The latest anti-crime crusade in liberal San Francisco is focused on people lighting fireplaces on the wrong day. It’s important to have the right priorities about these things, after all.
SF Chronicle reports.
For the first time ever, residential fires are illegal under a new law, passed in July, that bans home burning on winter season Spare the Air days.
The first such ban took effect at noon. Seventy inspectors from the Bay Area Air Quality Management District planned to spend the day and evening patrolling residential neighborhoods, looking for telltale chimney wisps.
Violators will get warnings by mail. Repeat offenders face fines of as much as $2,000.
The fireplace police say they are determined to keep law and order in the living room.
“We’re serious,” said district spokeswoman Kristine Roselius. “This is a major health threat. The weather conditions are such that smoke is trapped closer to the ground and anyone with respiratory problems will have a hard time breathing.”
With 1.4 million fireplaces in the Bay Area, Roselius said the district is hoping for voluntary compliance. It notes that wood burning produces about one-third of the particulate pollution on a typical winter night.
The district predicts as many as 20 Spare the Air days during the winter season, which air quality officials define as Nov. 1 through Feb. 28. That means it could be illegal to fire up the fireplace as often as one day in every six.
Similar bans have been in place in the San Joaquin Valley and in the Pacific Northwest for several years.
After the initial warning, repeat violators will face fines, some as high as four figures.

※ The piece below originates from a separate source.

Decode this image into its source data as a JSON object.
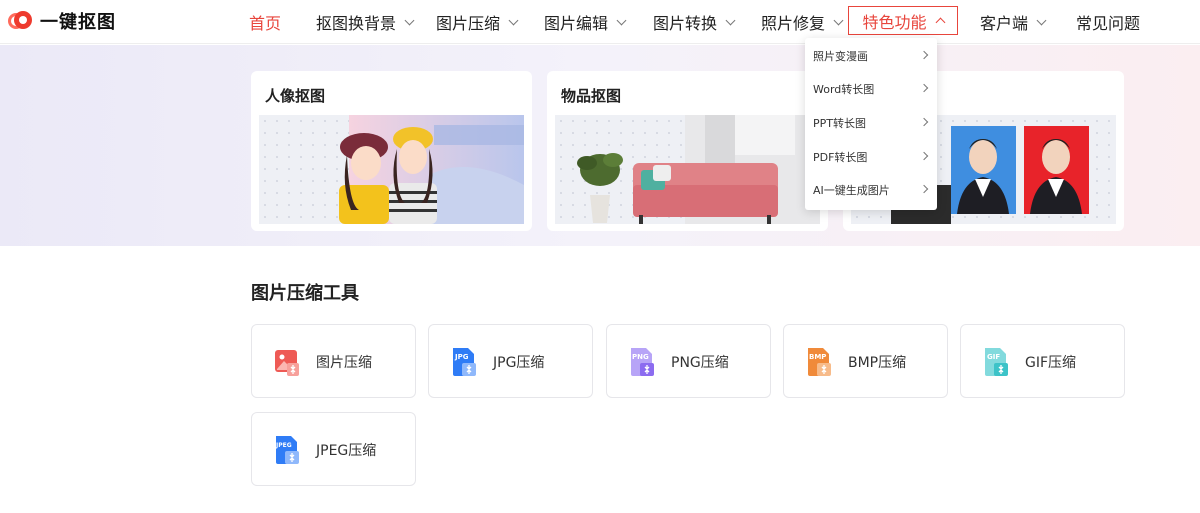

In other no-burn districts, offenders have been permitted to do penance by attending “smoke school,” similar to traffic school. But the Bay Area is a no-school zone.